EXERCISE OBJECTIVE —
Go over the lines below, and when one contains the word "data", copy it.

MATERIAL FOR THIS TASK —
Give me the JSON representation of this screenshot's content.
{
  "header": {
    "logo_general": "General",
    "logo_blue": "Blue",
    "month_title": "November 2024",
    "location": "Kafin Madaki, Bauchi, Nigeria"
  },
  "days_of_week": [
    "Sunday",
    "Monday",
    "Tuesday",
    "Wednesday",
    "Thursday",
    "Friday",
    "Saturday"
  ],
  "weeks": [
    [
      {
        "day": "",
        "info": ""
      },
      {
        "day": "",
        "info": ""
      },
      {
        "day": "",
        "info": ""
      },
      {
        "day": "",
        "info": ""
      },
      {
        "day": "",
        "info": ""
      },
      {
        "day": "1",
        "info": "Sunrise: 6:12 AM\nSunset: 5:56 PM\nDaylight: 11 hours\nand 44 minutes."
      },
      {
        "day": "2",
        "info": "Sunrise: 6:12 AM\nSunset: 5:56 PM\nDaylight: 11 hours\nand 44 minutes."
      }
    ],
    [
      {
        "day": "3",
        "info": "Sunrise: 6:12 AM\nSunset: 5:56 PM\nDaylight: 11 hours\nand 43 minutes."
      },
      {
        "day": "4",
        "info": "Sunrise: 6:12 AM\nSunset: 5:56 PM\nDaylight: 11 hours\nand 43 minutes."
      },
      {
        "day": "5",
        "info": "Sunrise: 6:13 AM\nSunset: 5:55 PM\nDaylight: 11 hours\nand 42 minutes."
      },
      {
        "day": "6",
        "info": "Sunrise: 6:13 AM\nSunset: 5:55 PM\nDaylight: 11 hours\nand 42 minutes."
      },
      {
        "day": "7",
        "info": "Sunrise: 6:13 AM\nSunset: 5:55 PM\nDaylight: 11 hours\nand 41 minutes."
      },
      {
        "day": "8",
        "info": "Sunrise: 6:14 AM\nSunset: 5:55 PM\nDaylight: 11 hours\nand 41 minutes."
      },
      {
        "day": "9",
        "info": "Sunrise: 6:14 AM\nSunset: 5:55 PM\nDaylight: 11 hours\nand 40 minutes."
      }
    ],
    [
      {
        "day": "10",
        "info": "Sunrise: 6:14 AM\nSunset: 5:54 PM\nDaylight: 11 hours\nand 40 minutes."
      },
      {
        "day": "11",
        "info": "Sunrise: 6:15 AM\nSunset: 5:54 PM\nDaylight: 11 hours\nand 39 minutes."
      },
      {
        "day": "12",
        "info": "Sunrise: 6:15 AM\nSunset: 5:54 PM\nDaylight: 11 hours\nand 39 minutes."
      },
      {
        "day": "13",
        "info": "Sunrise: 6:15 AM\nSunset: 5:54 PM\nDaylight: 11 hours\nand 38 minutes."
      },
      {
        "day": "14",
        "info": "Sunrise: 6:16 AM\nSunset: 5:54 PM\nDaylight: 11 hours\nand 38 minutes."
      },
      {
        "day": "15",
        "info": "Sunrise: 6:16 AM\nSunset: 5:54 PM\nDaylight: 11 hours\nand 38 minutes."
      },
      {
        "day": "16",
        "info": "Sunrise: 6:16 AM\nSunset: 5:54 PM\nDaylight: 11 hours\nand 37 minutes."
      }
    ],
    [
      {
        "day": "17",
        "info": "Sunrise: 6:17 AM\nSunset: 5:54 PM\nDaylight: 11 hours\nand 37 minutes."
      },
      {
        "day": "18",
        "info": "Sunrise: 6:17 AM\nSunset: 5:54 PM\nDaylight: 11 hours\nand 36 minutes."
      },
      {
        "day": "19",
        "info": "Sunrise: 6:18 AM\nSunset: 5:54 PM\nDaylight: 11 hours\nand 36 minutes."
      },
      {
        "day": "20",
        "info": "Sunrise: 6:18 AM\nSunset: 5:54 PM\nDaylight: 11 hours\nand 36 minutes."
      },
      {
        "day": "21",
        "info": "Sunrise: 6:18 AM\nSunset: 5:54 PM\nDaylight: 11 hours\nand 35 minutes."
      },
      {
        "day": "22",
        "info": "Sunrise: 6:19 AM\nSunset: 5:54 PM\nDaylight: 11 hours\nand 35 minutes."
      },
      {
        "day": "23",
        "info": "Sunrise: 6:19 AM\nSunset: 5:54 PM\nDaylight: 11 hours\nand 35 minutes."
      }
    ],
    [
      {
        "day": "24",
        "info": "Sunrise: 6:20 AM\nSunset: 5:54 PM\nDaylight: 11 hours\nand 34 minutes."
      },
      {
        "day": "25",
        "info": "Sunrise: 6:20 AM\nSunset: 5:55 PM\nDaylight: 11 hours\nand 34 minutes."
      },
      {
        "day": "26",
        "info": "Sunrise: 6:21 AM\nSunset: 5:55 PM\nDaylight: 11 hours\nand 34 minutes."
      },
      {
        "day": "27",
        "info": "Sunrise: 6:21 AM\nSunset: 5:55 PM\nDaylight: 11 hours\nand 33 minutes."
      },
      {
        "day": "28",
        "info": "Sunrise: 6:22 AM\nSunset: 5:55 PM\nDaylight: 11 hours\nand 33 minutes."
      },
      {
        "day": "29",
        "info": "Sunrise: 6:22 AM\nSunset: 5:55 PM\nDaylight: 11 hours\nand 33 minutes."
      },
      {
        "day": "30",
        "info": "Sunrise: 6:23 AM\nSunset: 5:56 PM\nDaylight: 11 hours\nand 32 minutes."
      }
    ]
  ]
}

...

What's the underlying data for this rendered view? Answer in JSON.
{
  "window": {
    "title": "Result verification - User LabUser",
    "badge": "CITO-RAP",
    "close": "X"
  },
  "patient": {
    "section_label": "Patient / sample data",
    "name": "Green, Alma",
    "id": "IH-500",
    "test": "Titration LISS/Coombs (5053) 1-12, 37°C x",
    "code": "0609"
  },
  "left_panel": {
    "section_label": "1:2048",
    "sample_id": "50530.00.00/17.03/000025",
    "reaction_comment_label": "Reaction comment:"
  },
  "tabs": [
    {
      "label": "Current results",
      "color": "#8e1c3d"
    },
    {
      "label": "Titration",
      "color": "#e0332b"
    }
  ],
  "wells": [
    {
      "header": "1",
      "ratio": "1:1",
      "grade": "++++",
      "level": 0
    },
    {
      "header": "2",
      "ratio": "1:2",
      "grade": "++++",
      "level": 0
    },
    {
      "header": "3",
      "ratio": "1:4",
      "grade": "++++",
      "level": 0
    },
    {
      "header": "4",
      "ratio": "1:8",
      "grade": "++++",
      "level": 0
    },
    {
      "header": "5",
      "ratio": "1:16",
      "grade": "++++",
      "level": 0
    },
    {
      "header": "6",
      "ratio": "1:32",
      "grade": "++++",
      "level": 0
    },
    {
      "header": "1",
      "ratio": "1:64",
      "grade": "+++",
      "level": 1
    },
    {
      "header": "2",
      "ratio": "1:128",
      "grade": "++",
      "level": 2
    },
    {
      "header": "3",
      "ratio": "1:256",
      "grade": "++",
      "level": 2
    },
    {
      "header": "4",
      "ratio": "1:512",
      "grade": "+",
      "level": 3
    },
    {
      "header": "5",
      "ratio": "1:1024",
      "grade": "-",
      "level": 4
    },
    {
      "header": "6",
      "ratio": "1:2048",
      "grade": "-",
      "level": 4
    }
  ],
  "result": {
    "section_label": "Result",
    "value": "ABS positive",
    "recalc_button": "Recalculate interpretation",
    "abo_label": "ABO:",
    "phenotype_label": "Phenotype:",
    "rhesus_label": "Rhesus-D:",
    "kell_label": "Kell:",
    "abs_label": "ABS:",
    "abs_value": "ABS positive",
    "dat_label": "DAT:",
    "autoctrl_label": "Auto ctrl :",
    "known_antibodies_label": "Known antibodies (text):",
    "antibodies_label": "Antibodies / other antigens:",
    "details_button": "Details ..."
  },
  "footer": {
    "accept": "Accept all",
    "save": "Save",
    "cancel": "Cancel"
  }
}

COMPLETED TASK —
What's the underlying data for this rendered view? Answer in JSON.
    "section_label": "Patient / sample data",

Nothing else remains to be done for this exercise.